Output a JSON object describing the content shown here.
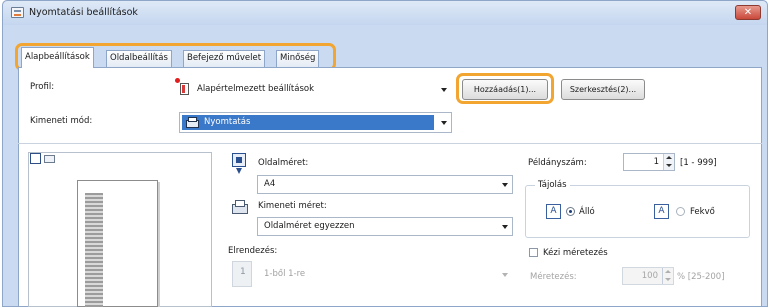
{
  "window": {
    "title": "Nyomtatási beállítások",
    "close_label": "✕"
  },
  "tabs": [
    {
      "label": "Alapbeállítások",
      "active": true
    },
    {
      "label": "Oldalbeállítás",
      "active": false
    },
    {
      "label": "Befejező művelet",
      "active": false
    },
    {
      "label": "Minőség",
      "active": false
    }
  ],
  "profile": {
    "label": "Profil:",
    "value": "Alapértelmezett beállítások",
    "add_button": "Hozzáadás(1)...",
    "edit_button": "Szerkesztés(2)..."
  },
  "output": {
    "label": "Kimeneti mód:",
    "value": "Nyomtatás"
  },
  "page_size": {
    "label": "Oldalméret:",
    "value": "A4"
  },
  "output_size": {
    "label": "Kimeneti méret:",
    "value": "Oldalméret egyezzen"
  },
  "layout": {
    "label": "Elrendezés:",
    "value": "1-ből 1-re",
    "icon_text": "1"
  },
  "copies": {
    "label": "Példányszám:",
    "value": "1",
    "range": "[1 - 999]"
  },
  "orientation": {
    "title": "Tájolás",
    "portrait_label": "Álló",
    "landscape_label": "Fekvő",
    "icon_letter": "A",
    "selected": "Álló"
  },
  "manual_scaling": {
    "label": "Kézi méretezés",
    "checked": false
  },
  "scaling": {
    "label": "Méretezés:",
    "value": "100",
    "range": "% [25-200]"
  },
  "icons": {
    "app": "printer-settings-icon",
    "profile": "profile-document-icon",
    "output": "printer-icon",
    "page_size": "page-size-icon",
    "output_size": "printer-output-icon"
  },
  "colors": {
    "highlight": "#f2a531",
    "selection": "#3a78c9",
    "close": "#c9483a"
  }
}
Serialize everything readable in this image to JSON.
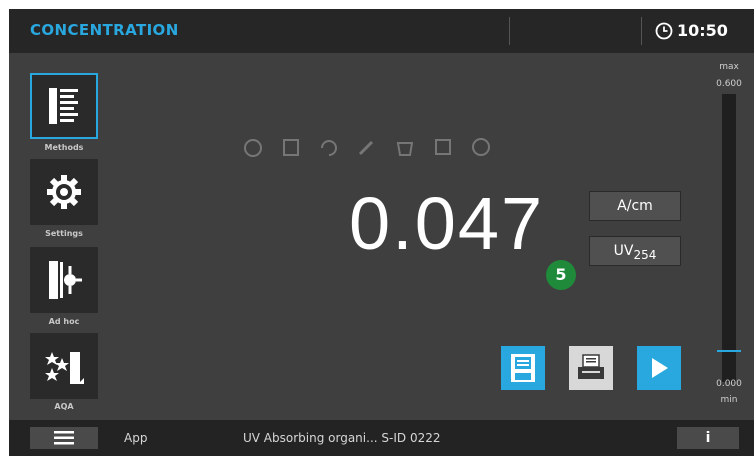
{
  "header": {
    "title": "CONCENTRATION",
    "time": "10:50"
  },
  "sidebar": {
    "items": [
      {
        "label": "Methods",
        "icon": "methods-list-icon",
        "active": true
      },
      {
        "label": "Settings",
        "icon": "gear-icon",
        "active": false
      },
      {
        "label": "Ad hoc",
        "icon": "ad-hoc-icon",
        "active": false
      },
      {
        "label": "AQA",
        "icon": "stars-aqa-icon",
        "active": false
      }
    ]
  },
  "toolbar_icons": [
    "flask-icon",
    "container-icon",
    "recycle-icon",
    "pipette-icon",
    "pot-icon",
    "edit-icon",
    "ph-icon"
  ],
  "measurement": {
    "value": "0.047",
    "unit": "A/cm",
    "parameter_main": "UV",
    "parameter_sub": "254",
    "badge": "5"
  },
  "actions": [
    {
      "name": "save-button",
      "icon": "floppy-icon"
    },
    {
      "name": "print-button",
      "icon": "printer-icon"
    },
    {
      "name": "start-button",
      "icon": "play-icon"
    }
  ],
  "scale": {
    "max_label": "max",
    "max_value": "0.600",
    "min_value": "0.000",
    "min_label": "min",
    "current_value": 0.047
  },
  "footer": {
    "app_label": "App",
    "method": "UV Absorbing organi...",
    "sid": "S-ID 0222",
    "info": "i"
  },
  "colors": {
    "accent": "#29a8e0",
    "background": "#3f3f3f",
    "header": "#262626",
    "badge": "#1e8a3a"
  }
}
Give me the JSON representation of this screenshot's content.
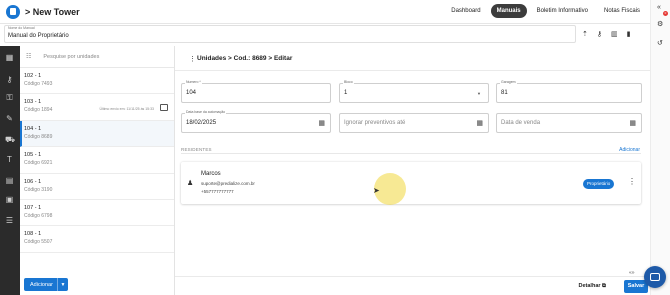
{
  "app": {
    "title": "> New Tower"
  },
  "nav": {
    "tabs": [
      {
        "label": "Dashboard",
        "active": false
      },
      {
        "label": "Manuais",
        "active": true
      },
      {
        "label": "Boletim Informativo",
        "active": false
      },
      {
        "label": "Notas Fiscais",
        "active": false
      }
    ]
  },
  "manual": {
    "label": "Nome do Manual",
    "value": "Manual do Proprietário"
  },
  "right_strip": {
    "badge": "0"
  },
  "units": {
    "search_placeholder": "Pesquise por unidades",
    "items": [
      {
        "name": "102 - 1",
        "code": "Código 7493",
        "selected": false,
        "note": ""
      },
      {
        "name": "103 - 1",
        "code": "Código 1894",
        "selected": false,
        "note": "Último envio em: 11/11/25 às 15:33"
      },
      {
        "name": "104 - 1",
        "code": "Código 8689",
        "selected": true,
        "note": ""
      },
      {
        "name": "105 - 1",
        "code": "Código 6921",
        "selected": false,
        "note": ""
      },
      {
        "name": "106 - 1",
        "code": "Código 3190",
        "selected": false,
        "note": ""
      },
      {
        "name": "107 - 1",
        "code": "Código 6798",
        "selected": false,
        "note": ""
      },
      {
        "name": "108 - 1",
        "code": "Código 5507",
        "selected": false,
        "note": ""
      }
    ],
    "add_label": "Adicionar"
  },
  "main": {
    "breadcrumb": "Unidades > Cod.: 8689 > Editar",
    "fields": {
      "numero": {
        "label": "Numero *",
        "value": "104"
      },
      "bloco": {
        "label": "Bloco",
        "value": "1"
      },
      "garagem": {
        "label": "Garagem",
        "value": "81"
      },
      "data_base": {
        "label": "Data base da automação",
        "value": "18/02/2025"
      },
      "ignorar": {
        "placeholder": "Ignorar preventivos até"
      },
      "venda": {
        "placeholder": "Data de venda"
      }
    },
    "residents_title": "RESIDENTES",
    "residents_add": "Adicionar",
    "resident": {
      "name": "Marcos",
      "email": "suporte@predialize.com.br",
      "phone": "+557777777777",
      "role": "Proprietário"
    }
  },
  "footer": {
    "detail_label": "Detalhar",
    "save_label": "Salvar"
  },
  "colors": {
    "accent": "#1976d2",
    "sidebar": "#2b2b2b"
  }
}
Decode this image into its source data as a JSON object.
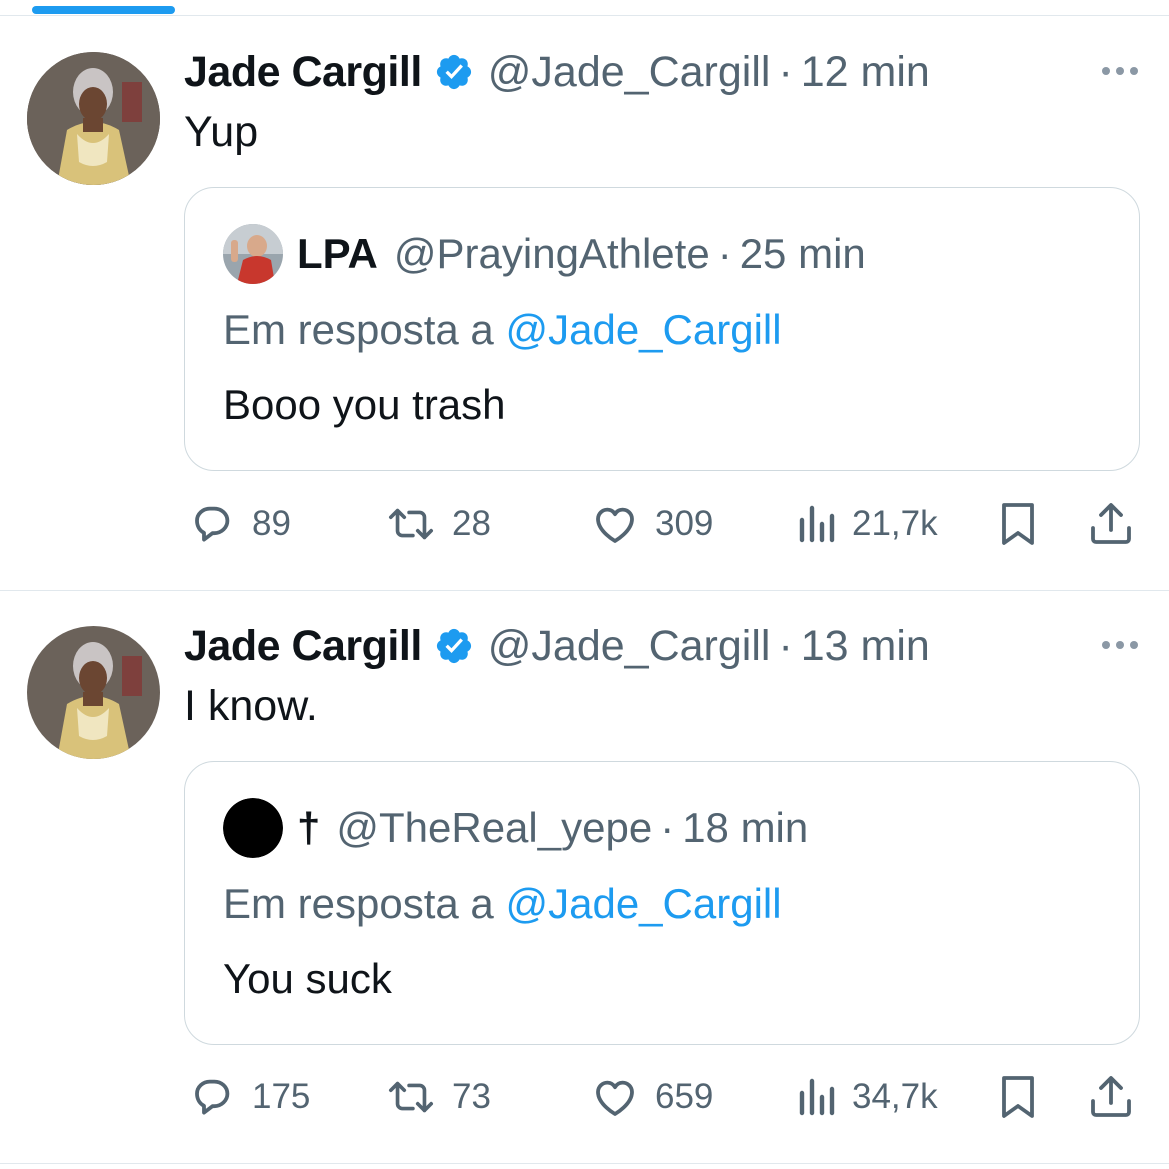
{
  "colors": {
    "accent": "#1d9bf0",
    "secondary_text": "#536471",
    "primary_text": "#0f1419",
    "border": "#cfd9de"
  },
  "tweets": [
    {
      "author": {
        "name": "Jade Cargill",
        "handle": "@Jade_Cargill",
        "verified": true
      },
      "separator": "·",
      "time": "12 min",
      "text": "Yup",
      "quote": {
        "name": "LPA",
        "handle": "@PrayingAthlete",
        "separator": "·",
        "time": "25 min",
        "reply_prefix": "Em resposta a",
        "reply_mention": "@Jade_Cargill",
        "text": "Booo you trash"
      },
      "actions": {
        "replies": "89",
        "reposts": "28",
        "likes": "309",
        "views": "21,7k"
      }
    },
    {
      "author": {
        "name": "Jade Cargill",
        "handle": "@Jade_Cargill",
        "verified": true
      },
      "separator": "·",
      "time": "13 min",
      "text": "I know.",
      "quote": {
        "name": "†",
        "handle": "@TheReal_yepe",
        "separator": "·",
        "time": "18 min",
        "reply_prefix": "Em resposta a",
        "reply_mention": "@Jade_Cargill",
        "text": "You suck"
      },
      "actions": {
        "replies": "175",
        "reposts": "73",
        "likes": "659",
        "views": "34,7k"
      }
    }
  ]
}
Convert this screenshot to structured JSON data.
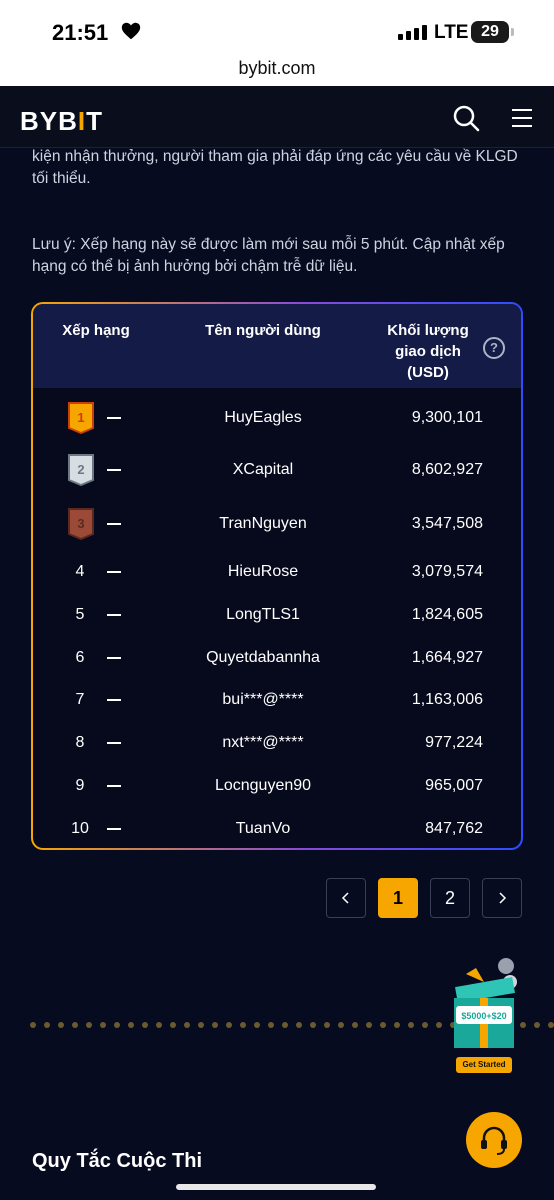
{
  "status_bar": {
    "time": "21:51",
    "network": "LTE",
    "battery": "29"
  },
  "browser": {
    "url": "bybit.com"
  },
  "nav": {
    "logo": "BYB",
    "logo_bar": "I",
    "logo_end": "T"
  },
  "intro_text": "kiện nhận thưởng, người tham gia phải đáp ứng các yêu cầu về KLGD tối thiểu.",
  "note_text": "Lưu ý: Xếp hạng này sẽ được làm mới sau mỗi 5 phút. Cập nhật xếp hạng có thể bị ảnh hưởng bởi chậm trễ dữ liệu.",
  "table": {
    "headers": {
      "rank": "Xếp hạng",
      "user": "Tên người dùng",
      "volume_l1": "Khối lượng",
      "volume_l2": "giao dịch",
      "volume_l3": "(USD)"
    },
    "help_icon": "?",
    "rows": [
      {
        "rank": "1",
        "medal": "gold",
        "change": "—",
        "user": "HuyEagles",
        "volume": "9,300,101"
      },
      {
        "rank": "2",
        "medal": "silver",
        "change": "—",
        "user": "XCapital",
        "volume": "8,602,927"
      },
      {
        "rank": "3",
        "medal": "bronze",
        "change": "—",
        "user": "TranNguyen",
        "volume": "3,547,508"
      },
      {
        "rank": "4",
        "change": "—",
        "user": "HieuRose",
        "volume": "3,079,574"
      },
      {
        "rank": "5",
        "change": "—",
        "user": "LongTLS1",
        "volume": "1,824,605"
      },
      {
        "rank": "6",
        "change": "—",
        "user": "Quyetdabannha",
        "volume": "1,664,927"
      },
      {
        "rank": "7",
        "change": "—",
        "user": "bui***@****",
        "volume": "1,163,006"
      },
      {
        "rank": "8",
        "change": "—",
        "user": "nxt***@****",
        "volume": "977,224"
      },
      {
        "rank": "9",
        "change": "—",
        "user": "Locnguyen90",
        "volume": "965,007"
      },
      {
        "rank": "10",
        "change": "—",
        "user": "TuanVo",
        "volume": "847,762"
      }
    ]
  },
  "pagination": {
    "pages": [
      "1",
      "2"
    ],
    "current": "1"
  },
  "promo": {
    "amount": "$5000+$20",
    "cta": "Get Started"
  },
  "rules_title": "Quy Tắc Cuộc Thi",
  "colors": {
    "accent": "#f7a600",
    "background": "#070b1f",
    "header_bg": "#141b47"
  }
}
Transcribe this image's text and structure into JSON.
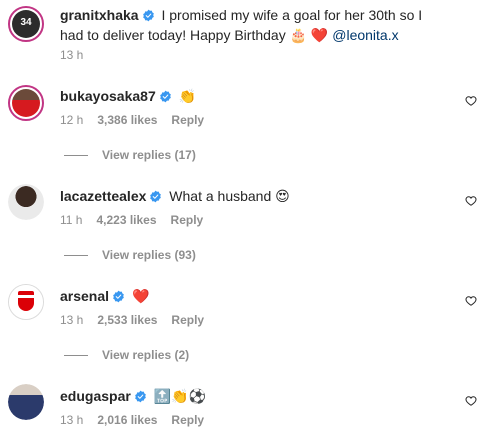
{
  "comments": [
    {
      "username": "granitxhaka",
      "text": "I promised my wife a goal for her 30th so I had to deliver today! Happy Birthday",
      "emoji": "🎂 ❤️",
      "mention": "@leonita.x",
      "time": "13 h",
      "avatar_text": "34"
    },
    {
      "username": "bukayosaka87",
      "text": "👏",
      "time": "12 h",
      "likes": "3,386 likes",
      "reply": "Reply",
      "view_replies": "View replies (17)"
    },
    {
      "username": "lacazettealex",
      "text": "What a husband 😍",
      "time": "11 h",
      "likes": "4,223 likes",
      "reply": "Reply",
      "view_replies": "View replies (93)"
    },
    {
      "username": "arsenal",
      "text": "❤️",
      "time": "13 h",
      "likes": "2,533 likes",
      "reply": "Reply",
      "view_replies": "View replies (2)",
      "avatar_text": "ARSENAL"
    },
    {
      "username": "edugaspar",
      "text": "🔝👏⚽",
      "time": "13 h",
      "likes": "2,016 likes",
      "reply": "Reply"
    }
  ],
  "colors": {
    "verified": "#3897f0",
    "story_ring": "#c13584",
    "muted": "#8e8e8e",
    "mention": "#00376b"
  },
  "icons": {
    "verified": "verified-badge-icon",
    "like": "heart-outline-icon"
  }
}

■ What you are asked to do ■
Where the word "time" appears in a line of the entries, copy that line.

■ Result of this task ■
    "time": "10:50"
      "time": "12 min",
        "time": "25 min",
      "time": "13 min",
        "time": "18 min",
    "time": "21:51",
      "time": "13 h",
      "time": "12 h",
      "time": "11 h",
      "time": "13 h",
      "time": "13 h",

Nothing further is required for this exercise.